The green liberal, social progressivist Politics Can Be Different (4.1% of seats, 7.5% of votes) was also newcomer, while the liberal conservative formerly parliamentary Hungarian Democratic Forum (2.7% of votes) could not achieve the 5% threshold, and the formerly parliamentary (and also member of the coalition government before 2009) Alliance of Free Democrats was not able to run on the election because of the large decrease of popularity.
This election has changed the balance of power in the National Assembly of Hungary the most significantly since the end of the communist one-party system, as two brand new political forces could have got to the National Assembly while two formerly parliamentary parties fell out and the support of previous ruling party had significantly decreased (from 48.2% to 15.3% of seats, from 40.3% to 19.3% of votes).
Until 2010, elections for the 386-seat National Assembly (Országgyűlés) involved two separate ballots, two rounds, and three classes of seats: 176 members were elected in single-member districts through a two-round system, and 146 were elected through proportional representation in 20 regional multi-member constituencies (MMCs), in a non-compensatory way (parallel allocation). Finally, 64 nationwide levelling seats were allocated in such a way to correct for discrepancies between votes and seats in the different constituencies (the number of multi-member district seats and levelling seats varied over time; the shares shown here were for the 2010 election). For both MMCs and levelling seats, the electoral threshold was 5% of the MMC vote. (Where two parties presented a joint list, their threshold was 10%; for three or more joined parties, the threshold was 15%.)
The second round would be held two weeks after the first, in situations where no candidate in the single-member district won and/or where the MMC result was invalidated due to low turnout.

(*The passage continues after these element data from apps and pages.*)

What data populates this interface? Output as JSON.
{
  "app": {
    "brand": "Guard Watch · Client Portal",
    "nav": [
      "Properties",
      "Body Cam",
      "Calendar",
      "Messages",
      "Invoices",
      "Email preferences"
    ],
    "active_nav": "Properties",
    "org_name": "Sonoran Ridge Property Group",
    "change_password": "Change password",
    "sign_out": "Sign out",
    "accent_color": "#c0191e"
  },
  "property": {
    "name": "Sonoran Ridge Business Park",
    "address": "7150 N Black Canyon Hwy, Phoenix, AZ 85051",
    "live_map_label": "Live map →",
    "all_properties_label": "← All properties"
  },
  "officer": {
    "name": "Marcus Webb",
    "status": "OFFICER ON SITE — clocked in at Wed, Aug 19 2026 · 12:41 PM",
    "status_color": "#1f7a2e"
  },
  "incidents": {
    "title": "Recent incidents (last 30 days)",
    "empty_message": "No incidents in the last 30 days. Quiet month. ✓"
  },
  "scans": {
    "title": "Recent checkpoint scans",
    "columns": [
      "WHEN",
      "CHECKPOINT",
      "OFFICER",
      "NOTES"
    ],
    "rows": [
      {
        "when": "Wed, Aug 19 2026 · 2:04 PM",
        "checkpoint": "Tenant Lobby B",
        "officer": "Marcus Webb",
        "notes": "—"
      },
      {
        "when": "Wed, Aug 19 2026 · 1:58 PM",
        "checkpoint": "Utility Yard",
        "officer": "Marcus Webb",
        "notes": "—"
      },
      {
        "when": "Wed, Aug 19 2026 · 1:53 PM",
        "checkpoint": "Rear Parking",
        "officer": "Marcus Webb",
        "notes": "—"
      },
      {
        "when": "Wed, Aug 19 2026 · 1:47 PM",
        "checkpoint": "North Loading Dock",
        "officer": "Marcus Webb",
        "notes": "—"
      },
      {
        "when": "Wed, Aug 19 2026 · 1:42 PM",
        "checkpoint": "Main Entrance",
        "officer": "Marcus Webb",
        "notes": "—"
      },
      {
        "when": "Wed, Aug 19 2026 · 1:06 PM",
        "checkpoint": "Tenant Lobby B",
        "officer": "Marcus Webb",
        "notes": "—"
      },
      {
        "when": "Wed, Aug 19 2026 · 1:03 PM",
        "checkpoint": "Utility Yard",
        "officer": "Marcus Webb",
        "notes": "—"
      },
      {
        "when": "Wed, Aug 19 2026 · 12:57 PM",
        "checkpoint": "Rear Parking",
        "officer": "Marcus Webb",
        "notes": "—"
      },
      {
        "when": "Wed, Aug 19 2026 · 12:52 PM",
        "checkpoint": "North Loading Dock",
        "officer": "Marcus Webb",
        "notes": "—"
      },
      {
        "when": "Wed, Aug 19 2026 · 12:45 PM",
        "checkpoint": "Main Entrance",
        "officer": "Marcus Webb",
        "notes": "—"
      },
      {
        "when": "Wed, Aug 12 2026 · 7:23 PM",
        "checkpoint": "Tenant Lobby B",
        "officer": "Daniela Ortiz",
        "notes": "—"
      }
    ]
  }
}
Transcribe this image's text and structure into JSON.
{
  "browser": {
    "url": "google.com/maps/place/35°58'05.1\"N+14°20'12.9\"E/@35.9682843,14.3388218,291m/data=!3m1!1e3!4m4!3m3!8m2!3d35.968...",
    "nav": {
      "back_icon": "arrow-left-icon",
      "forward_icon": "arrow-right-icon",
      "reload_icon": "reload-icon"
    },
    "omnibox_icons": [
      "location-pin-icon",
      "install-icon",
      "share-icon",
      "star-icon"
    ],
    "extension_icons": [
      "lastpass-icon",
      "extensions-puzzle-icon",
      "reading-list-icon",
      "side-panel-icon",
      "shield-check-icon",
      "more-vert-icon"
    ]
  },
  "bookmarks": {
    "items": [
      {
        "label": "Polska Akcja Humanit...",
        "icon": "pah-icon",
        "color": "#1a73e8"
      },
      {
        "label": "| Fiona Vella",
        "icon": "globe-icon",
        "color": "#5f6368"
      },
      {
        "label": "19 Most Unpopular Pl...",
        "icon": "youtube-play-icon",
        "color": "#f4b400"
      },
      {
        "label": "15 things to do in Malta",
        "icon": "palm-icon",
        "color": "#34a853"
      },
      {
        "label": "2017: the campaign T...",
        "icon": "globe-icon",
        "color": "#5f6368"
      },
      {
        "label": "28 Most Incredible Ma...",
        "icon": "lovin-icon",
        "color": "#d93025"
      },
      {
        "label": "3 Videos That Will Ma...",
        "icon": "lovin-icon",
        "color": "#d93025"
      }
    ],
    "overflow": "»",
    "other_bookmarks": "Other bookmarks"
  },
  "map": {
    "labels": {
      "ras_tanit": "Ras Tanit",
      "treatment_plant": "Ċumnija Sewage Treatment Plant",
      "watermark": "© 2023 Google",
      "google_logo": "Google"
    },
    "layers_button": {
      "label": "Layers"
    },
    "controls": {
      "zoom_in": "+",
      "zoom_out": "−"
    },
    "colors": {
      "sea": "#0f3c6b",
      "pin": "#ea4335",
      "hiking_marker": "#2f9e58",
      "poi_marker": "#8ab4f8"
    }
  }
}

In the first round, each voter may cast
After the polls close:
In the second round, each voter may cast
After the polls close: